Enjoy your reading!

Editorial Welcome: Special Issue on Ethnocracy

James Anderson

ABSTRACT

This Special Issue of Cosmopolitan Civil Societies Journal focuses on the domination of social and political relations by Ethnocracy – rule or would-be rule by an ethnic group or ethnos, as distinct from Democracy or rule by the demos of all the people. Ethnocracy encompasses state regimes and associated political movements and parties that discriminate systematically in favour of a particular ethnic group (or groups) and against others. When we proposed the Special Issue in late 2014 ethnocratic practices were as prevalent as they had ever been; and now two years later they appear to be on the increase with an ethno-populist upsurge and the election or threatened election of governments pursuing ethnocratic agendas. From India to the USA, from Russia to Hungary, leading politicians openly discriminate against ethnic ‘others’ to attract support from ‘their own’ ethnic groups; across the European Union and in other liberal democracies they increasingly scapegoat ‘immigrants’ to hide their own inadequacies and further their political objectives. Now, more than ever, it is critical that the dynamics of ethnocracy are more clearly understood. This Issue documents the logics of ethnocracy in a variety of different contexts, posing questions about how it develops and how it can be challenged.
 …
For the full text of this article go to DOI: http://dx.doi.org/10.5130/ccs.v8i3.5283

Should academics write for each other or for the public?

Johann. N. Neem’s article Coming Down From the Clouds, published in The Chronicle of Higher Education,  brilliantly explores both sides to the question: Should academics write for each other or for the public?

We increasingly live in an age of hard-fought-for and, at times, diminishing transparency: in government;  in media; and now, at times, in scholarly communication. When the tax-paying public becomes aware that their taxes are paying for the vast majority of research conducted within this country (and most others) many would like the opportunity to share in that knowledge creation and dissemination of which they are an integral part. To know, for example, that two black holes are colliding and that the impact of that collision can now be measured and conveyed to us in layers of profound meaning is, indeed, human progress. Neem writes:

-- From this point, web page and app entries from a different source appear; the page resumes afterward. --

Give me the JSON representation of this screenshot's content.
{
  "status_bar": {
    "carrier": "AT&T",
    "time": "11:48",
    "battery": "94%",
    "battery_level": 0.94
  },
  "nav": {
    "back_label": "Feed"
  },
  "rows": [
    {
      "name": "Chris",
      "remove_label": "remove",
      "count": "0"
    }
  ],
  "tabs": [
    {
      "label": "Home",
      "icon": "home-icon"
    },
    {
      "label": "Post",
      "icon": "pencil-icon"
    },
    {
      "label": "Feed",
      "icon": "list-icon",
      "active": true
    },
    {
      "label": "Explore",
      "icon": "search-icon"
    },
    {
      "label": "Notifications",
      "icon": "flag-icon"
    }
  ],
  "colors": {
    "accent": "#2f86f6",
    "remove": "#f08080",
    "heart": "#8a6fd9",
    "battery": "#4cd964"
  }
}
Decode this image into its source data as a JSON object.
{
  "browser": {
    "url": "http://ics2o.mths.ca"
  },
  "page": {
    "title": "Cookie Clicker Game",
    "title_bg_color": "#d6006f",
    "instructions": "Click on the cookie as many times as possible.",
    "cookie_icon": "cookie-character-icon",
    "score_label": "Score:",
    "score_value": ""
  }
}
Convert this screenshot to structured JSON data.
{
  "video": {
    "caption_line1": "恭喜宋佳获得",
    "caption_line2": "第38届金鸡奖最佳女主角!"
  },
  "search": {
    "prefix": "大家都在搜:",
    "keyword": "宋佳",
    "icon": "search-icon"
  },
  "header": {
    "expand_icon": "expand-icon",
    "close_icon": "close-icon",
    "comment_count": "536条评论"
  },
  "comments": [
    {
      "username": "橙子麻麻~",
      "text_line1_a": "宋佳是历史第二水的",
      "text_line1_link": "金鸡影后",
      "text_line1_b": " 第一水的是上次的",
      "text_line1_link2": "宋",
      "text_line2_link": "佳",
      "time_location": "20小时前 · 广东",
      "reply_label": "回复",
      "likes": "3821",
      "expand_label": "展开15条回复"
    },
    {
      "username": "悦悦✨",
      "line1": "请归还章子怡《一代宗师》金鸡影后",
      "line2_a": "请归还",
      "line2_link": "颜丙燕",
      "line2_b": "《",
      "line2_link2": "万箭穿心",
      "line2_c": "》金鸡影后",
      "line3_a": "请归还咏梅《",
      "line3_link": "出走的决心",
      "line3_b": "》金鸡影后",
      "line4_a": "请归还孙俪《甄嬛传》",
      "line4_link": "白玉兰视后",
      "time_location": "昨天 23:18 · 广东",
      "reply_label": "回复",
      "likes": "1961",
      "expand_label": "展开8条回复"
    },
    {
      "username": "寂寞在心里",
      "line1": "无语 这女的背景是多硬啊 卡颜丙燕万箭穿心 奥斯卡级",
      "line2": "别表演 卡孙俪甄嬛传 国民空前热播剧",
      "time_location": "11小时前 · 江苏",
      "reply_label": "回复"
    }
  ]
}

We want physicists who write for each other. I appreciate that, at conferences and in academic papers, they have challenged each other’s conclusions and, in doing so, have pushed forward the boundaries of knowledge. Yet I am also grateful for my scientist friends who posted on Facebook links to videos and essays in which scientists explained, in terms that I could understand, why it was so significant that we had heard black holes colliding.

Has the time come for researchers to embrace lay summary dissemination services such as GrowKudos.com? Then, even if the scholarly work is impenetrable, at least the common Google researcher could find a trace of it and perhaps links to other works that may help explain it.

To explore more of Neem’s insightful piece please go here Coming Down From the Clouds: On Academic Writing

DOAJ listing and DOAJ Seal for UTS ePRESS Journals

We are proud to announce that currently all of our journals are listed in the Directory of Open Access Journals (DOAJ). Further, three of our journals have been awarded the DOAJ Seal out of only 213 journals globallyPORTAL: Journal of Multidisciplinary International StudiesCosmopolitan Civil Societies: An Interdisciplinary Journal, and Organisational Project Management.

In order to be awarded the DOAJ Seal, journals must satisfy the seven following conditions:

The DOAJ Seal is a mark of certification for open access journals, awarded by DOAJ to journals that achieve a high level of openness, adhere to Best Practice and high publishing standards. To receive the Seal, the journal must comply with the following 7 conditions:

  • use DOIs as permanent identifiers;

  • provides DOAJ with article metadata;

  • deposits content with a long term digital preservation or archiving program;

  • embeds machine-readable CC licensing information in articles;

  • allows generous reuse and mixing of content, in accordance with a CC BY, CC BY-SA or CC BY-NC license;

  • has a deposit policy registered wíth a deposit policy registry;

  • allows the author to hold the copyright without restrictions.